WHAT IS REQUIRED — Exclude all pictures, then copy each of the records exactly as written.

━━━━

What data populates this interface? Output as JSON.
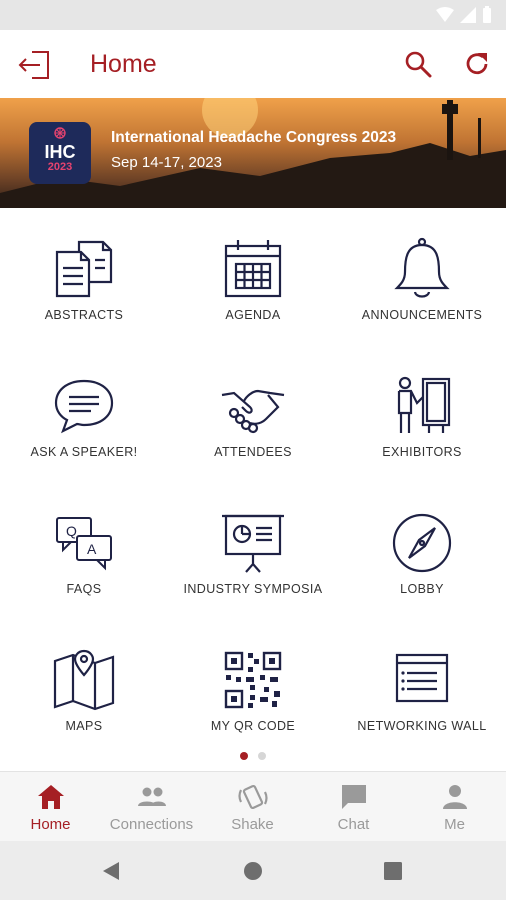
{
  "colors": {
    "accent": "#a51f24",
    "icon": "#1f2245",
    "inactive": "#9a9a9a"
  },
  "header": {
    "title": "Home"
  },
  "banner": {
    "logo_main": "IHC",
    "logo_year": "2023",
    "event_name": "International Headache Congress 2023",
    "dates": "Sep 14-17, 2023"
  },
  "tiles": [
    {
      "label": "ABSTRACTS",
      "icon": "documents-icon"
    },
    {
      "label": "AGENDA",
      "icon": "calendar-icon"
    },
    {
      "label": "ANNOUNCEMENTS",
      "icon": "bell-icon"
    },
    {
      "label": "ASK A SPEAKER!",
      "icon": "speech-bubble-icon"
    },
    {
      "label": "ATTENDEES",
      "icon": "handshake-icon"
    },
    {
      "label": "EXHIBITORS",
      "icon": "exhibitor-icon"
    },
    {
      "label": "FAQS",
      "icon": "qa-bubbles-icon"
    },
    {
      "label": "INDUSTRY SYMPOSIA",
      "icon": "presentation-board-icon"
    },
    {
      "label": "LOBBY",
      "icon": "compass-icon"
    },
    {
      "label": "MAPS",
      "icon": "map-icon"
    },
    {
      "label": "MY QR CODE",
      "icon": "qr-code-icon"
    },
    {
      "label": "NETWORKING WALL",
      "icon": "wall-post-icon"
    }
  ],
  "pager": {
    "pages": 2,
    "current": 1
  },
  "bottom_nav": [
    {
      "label": "Home",
      "icon": "home-icon",
      "active": true
    },
    {
      "label": "Connections",
      "icon": "people-icon",
      "active": false
    },
    {
      "label": "Shake",
      "icon": "shake-phone-icon",
      "active": false
    },
    {
      "label": "Chat",
      "icon": "chat-icon",
      "active": false
    },
    {
      "label": "Me",
      "icon": "person-icon",
      "active": false
    }
  ]
}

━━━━

ANSWER TO THIS TASK —
What data populates this interface? Output as JSON.
{
  "colors": {
    "accent": "#a51f24",
    "icon": "#1f2245",
    "inactive": "#9a9a9a"
  },
  "header": {
    "title": "Home"
  },
  "banner": {
    "logo_main": "IHC",
    "logo_year": "2023",
    "event_name": "International Headache Congress 2023",
    "dates": "Sep 14-17, 2023"
  },
  "tiles": [
    {
      "label": "ABSTRACTS",
      "icon": "documents-icon"
    },
    {
      "label": "AGENDA",
      "icon": "calendar-icon"
    },
    {
      "label": "ANNOUNCEMENTS",
      "icon": "bell-icon"
    },
    {
      "label": "ASK A SPEAKER!",
      "icon": "speech-bubble-icon"
    },
    {
      "label": "ATTENDEES",
      "icon": "handshake-icon"
    },
    {
      "label": "EXHIBITORS",
      "icon": "exhibitor-icon"
    },
    {
      "label": "FAQS",
      "icon": "qa-bubbles-icon"
    },
    {
      "label": "INDUSTRY SYMPOSIA",
      "icon": "presentation-board-icon"
    },
    {
      "label": "LOBBY",
      "icon": "compass-icon"
    },
    {
      "label": "MAPS",
      "icon": "map-icon"
    },
    {
      "label": "MY QR CODE",
      "icon": "qr-code-icon"
    },
    {
      "label": "NETWORKING WALL",
      "icon": "wall-post-icon"
    }
  ],
  "pager": {
    "pages": 2,
    "current": 1
  },
  "bottom_nav": [
    {
      "label": "Home",
      "icon": "home-icon",
      "active": true
    },
    {
      "label": "Connections",
      "icon": "people-icon",
      "active": false
    },
    {
      "label": "Shake",
      "icon": "shake-phone-icon",
      "active": false
    },
    {
      "label": "Chat",
      "icon": "chat-icon",
      "active": false
    },
    {
      "label": "Me",
      "icon": "person-icon",
      "active": false
    }
  ]
}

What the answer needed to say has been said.